* April export orders +8.9 pct y/y vs f'cast 5.5 pct
* Orders from China +3.9 pct y/y; U.S. +5.7 pct
* Europe orders +6.9 pct; Japan orders +30 pct
* Factories, ministry don't expect lower May output after Vietnam riots
By Miaojung Lin and Michael Gold
TAIPEI, May 20 Taiwan's April export orders grew at their fastest pace since January 2013, bolstered by strong demand for tech goods and brightening the outlook for Asia's struggling export-reliant economies.
The island's semiconductor and electronic component suppliers are expected to reap benefits from new releases of smartphones and tablets in the third quarter, while subdued demand from China will likely curb orders for capital goods.
The Ministry of Economic Affairs said on Tuesday that export orders in April grew 8.9 percent from a year earlier, beating a median forecast of 5.5 percent in a Reuters poll.
The figure represents an improvement from the 5.9 percent growth registered in March, which itself came in higher than expectations.
"Demand for mobile devices continues to rise, leading to increased orders for components like chips," the ministry said in a statement. Taiwan's export orders are a leading indicator for future demand of tech products worldwide.
Orders from China, Taiwan's largest trading partner, rose 3.9 percent from a year earlier, while those from the United States saw a 5.7 percent gain.
Orders from Europe climbed 6.9 percent from the year before, while those from Japan leapt 30 percent.
"These numbers are a good sign of the competitiveness of the Taiwanese industry coupled with a steadily recovering global economy," said Kevin Wang, a Taipei-based economist at Taishin Securities.
Actual exports, which trail export orders by one to two months, rose faster than expected in April, as shipments in the tech sector hit a new single-month record.
But Taiwan's largest trading partners have painted a mixed picture of economic strength recently, with the United States reporting retail sales barely grew in April.
China's exports and imports notched modest growth last month after a huge drop in March, but a senior commerce ministry official said on Tuesday it could miss its target for trade growth for a third consecutive year in 2014.
Meanwhile, recent turmoil at factories in Vietnam left many wondering whether output from Taiwanese-owned firms would be affected.
Thousands of Vietnamese set fire to foreign factories and rampaged through industrial zones in the south of the country in an angry reaction to Chinese oil drilling in a part of the South China Sea claimed by Vietnam.
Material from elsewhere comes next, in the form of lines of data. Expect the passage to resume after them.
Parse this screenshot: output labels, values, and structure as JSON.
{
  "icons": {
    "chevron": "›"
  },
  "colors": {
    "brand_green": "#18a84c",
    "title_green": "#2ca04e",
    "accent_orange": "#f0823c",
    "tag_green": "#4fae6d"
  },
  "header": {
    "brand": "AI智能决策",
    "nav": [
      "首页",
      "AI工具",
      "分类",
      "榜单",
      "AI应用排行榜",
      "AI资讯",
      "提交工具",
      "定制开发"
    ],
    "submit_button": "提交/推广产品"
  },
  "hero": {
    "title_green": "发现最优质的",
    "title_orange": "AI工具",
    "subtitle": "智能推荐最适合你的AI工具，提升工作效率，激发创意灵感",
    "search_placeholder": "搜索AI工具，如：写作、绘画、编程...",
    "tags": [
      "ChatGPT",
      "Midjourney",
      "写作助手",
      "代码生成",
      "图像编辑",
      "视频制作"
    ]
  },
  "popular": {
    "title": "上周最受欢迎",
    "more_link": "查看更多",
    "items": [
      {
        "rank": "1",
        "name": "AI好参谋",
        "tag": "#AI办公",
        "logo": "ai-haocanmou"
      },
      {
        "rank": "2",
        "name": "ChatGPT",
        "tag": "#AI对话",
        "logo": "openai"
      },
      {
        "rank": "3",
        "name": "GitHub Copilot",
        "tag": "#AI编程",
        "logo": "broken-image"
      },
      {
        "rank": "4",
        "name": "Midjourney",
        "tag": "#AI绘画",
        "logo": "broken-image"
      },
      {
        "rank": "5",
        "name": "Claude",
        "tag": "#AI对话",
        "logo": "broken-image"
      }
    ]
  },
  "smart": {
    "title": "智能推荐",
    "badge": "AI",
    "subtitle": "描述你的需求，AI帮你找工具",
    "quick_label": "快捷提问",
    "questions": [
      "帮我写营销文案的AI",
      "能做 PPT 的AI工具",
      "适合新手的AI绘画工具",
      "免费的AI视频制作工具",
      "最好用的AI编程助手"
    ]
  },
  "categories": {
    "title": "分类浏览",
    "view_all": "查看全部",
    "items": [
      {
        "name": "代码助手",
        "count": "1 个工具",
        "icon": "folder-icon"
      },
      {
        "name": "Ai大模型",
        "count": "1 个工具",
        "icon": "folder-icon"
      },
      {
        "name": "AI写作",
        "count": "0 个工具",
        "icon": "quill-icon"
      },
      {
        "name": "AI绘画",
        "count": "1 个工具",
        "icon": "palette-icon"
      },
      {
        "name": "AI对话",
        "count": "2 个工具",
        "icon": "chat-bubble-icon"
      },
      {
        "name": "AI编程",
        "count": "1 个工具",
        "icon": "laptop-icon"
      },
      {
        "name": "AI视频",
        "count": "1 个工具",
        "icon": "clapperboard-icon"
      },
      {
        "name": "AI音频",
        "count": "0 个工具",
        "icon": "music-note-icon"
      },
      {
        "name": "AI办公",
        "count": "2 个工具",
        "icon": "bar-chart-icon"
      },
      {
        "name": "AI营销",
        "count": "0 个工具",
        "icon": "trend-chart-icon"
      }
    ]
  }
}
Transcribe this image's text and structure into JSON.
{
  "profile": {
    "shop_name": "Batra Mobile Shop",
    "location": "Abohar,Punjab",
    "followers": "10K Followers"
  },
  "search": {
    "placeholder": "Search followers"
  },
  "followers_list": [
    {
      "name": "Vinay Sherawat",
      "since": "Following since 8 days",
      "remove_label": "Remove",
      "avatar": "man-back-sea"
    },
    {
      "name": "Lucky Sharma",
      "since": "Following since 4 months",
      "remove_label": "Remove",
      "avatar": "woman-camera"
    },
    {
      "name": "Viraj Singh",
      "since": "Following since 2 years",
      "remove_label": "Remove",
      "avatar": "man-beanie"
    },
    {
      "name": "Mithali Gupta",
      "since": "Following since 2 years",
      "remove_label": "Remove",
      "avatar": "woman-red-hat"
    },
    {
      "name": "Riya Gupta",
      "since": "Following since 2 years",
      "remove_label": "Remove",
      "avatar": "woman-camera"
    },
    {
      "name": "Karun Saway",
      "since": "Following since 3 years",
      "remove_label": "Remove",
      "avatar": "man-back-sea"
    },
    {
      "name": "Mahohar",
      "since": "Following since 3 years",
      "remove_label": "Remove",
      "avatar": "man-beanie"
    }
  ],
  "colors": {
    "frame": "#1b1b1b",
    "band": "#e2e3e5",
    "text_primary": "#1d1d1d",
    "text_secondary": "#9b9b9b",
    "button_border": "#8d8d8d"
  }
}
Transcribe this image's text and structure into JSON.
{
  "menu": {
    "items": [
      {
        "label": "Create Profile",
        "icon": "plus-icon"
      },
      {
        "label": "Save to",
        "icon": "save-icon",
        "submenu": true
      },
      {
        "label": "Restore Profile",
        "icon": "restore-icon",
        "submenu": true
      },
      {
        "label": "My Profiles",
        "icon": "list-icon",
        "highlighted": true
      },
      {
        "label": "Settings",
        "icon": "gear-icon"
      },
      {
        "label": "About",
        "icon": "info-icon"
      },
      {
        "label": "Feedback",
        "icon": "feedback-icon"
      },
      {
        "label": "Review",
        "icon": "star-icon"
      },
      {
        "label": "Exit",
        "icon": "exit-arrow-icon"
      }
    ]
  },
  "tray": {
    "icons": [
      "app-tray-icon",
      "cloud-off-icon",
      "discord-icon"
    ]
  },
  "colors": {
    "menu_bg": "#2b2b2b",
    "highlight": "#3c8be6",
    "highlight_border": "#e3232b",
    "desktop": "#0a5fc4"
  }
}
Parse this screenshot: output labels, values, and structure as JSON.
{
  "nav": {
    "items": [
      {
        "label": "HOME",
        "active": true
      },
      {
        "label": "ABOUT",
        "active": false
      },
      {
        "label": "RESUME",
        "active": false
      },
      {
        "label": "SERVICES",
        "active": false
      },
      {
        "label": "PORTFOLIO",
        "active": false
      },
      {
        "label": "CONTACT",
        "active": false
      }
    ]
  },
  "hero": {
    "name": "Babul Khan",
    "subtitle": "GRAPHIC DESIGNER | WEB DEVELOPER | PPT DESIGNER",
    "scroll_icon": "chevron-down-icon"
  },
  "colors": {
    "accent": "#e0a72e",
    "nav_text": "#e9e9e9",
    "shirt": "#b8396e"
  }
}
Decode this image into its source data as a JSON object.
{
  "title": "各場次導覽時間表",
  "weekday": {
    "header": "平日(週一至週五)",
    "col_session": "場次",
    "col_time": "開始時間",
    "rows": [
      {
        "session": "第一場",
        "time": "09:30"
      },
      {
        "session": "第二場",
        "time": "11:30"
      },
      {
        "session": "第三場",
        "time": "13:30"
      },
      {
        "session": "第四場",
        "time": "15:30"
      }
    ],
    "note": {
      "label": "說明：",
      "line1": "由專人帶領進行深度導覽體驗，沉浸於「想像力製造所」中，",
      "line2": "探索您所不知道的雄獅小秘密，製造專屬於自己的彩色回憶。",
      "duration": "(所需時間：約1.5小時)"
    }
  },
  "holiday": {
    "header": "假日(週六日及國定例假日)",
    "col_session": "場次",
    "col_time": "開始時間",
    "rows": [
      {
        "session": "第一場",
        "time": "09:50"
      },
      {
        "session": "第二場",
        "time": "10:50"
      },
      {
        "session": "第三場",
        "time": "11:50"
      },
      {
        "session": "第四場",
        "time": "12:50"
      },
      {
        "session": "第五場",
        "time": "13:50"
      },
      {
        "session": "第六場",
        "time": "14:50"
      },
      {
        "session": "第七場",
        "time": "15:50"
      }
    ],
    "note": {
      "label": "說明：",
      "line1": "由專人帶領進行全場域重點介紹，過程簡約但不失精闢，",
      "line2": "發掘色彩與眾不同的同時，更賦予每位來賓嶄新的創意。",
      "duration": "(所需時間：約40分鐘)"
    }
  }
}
The riots were largely targeted at Taiwanese facilities mistaken by the protesters as being Chinese-owned.
The impact should be relatively muted, the ministry said, as firms shift lost production to other regions.
Hon Hai Precision Industry Co Ltd and China Steel Corp, two Taiwanese firms that had announced temporary work stoppages in Vietnam due to the riots, told Reuters their output in May from the country would not be lower than usual.
Most large Vietnam manufacturing houses, including those under Taiwanese management, have restarted operations or intend to return to work as soon as possible.
Exports capture shipments from Taiwan but export orders include those from Taiwanese factories operating abroad. (Editing by Jacqueline Wong)